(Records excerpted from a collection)
+===+

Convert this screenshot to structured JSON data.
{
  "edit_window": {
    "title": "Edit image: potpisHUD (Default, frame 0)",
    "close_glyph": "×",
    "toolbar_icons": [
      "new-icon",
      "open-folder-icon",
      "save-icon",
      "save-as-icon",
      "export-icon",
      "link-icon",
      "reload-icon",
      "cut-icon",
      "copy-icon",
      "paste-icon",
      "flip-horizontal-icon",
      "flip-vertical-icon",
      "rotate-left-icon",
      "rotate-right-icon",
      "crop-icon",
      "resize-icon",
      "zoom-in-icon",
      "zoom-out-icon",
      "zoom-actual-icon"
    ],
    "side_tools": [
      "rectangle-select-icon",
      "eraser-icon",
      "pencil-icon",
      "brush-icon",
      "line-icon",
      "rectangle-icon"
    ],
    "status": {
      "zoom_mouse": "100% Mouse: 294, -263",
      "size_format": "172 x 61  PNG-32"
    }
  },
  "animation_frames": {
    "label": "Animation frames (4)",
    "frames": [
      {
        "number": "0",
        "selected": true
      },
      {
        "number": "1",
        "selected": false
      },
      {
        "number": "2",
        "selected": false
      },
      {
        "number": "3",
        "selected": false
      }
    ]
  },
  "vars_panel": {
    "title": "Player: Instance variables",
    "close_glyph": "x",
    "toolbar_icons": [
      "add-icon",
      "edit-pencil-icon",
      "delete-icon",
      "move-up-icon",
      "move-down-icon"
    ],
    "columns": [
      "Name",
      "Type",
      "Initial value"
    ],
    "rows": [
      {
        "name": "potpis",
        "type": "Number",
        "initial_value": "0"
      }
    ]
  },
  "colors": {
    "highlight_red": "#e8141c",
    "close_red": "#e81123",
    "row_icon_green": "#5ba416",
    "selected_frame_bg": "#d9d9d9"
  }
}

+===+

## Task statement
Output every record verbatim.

## Solution
Convert this screenshot to structured JSON data.
{
  "edit_window": {
    "title": "Edit image: potpisHUD (Default, frame 0)",
    "close_glyph": "×",
    "toolbar_icons": [
      "new-icon",
      "open-folder-icon",
      "save-icon",
      "save-as-icon",
      "export-icon",
      "link-icon",
      "reload-icon",
      "cut-icon",
      "copy-icon",
      "paste-icon",
      "flip-horizontal-icon",
      "flip-vertical-icon",
      "rotate-left-icon",
      "rotate-right-icon",
      "crop-icon",
      "resize-icon",
      "zoom-in-icon",
      "zoom-out-icon",
      "zoom-actual-icon"
    ],
    "side_tools": [
      "rectangle-select-icon",
      "eraser-icon",
      "pencil-icon",
      "brush-icon",
      "line-icon",
      "rectangle-icon"
    ],
    "status": {
      "zoom_mouse": "100% Mouse: 294, -263",
      "size_format": "172 x 61  PNG-32"
    }
  },
  "animation_frames": {
    "label": "Animation frames (4)",
    "frames": [
      {
        "number": "0",
        "selected": true
      },
      {
        "number": "1",
        "selected": false
      },
      {
        "number": "2",
        "selected": false
      },
      {
        "number": "3",
        "selected": false
      }
    ]
  },
  "vars_panel": {
    "title": "Player: Instance variables",
    "close_glyph": "x",
    "toolbar_icons": [
      "add-icon",
      "edit-pencil-icon",
      "delete-icon",
      "move-up-icon",
      "move-down-icon"
    ],
    "columns": [
      "Name",
      "Type",
      "Initial value"
    ],
    "rows": [
      {
        "name": "potpis",
        "type": "Number",
        "initial_value": "0"
      }
    ]
  },
  "colors": {
    "highlight_red": "#e8141c",
    "close_red": "#e81123",
    "row_icon_green": "#5ba416",
    "selected_frame_bg": "#d9d9d9"
  }
}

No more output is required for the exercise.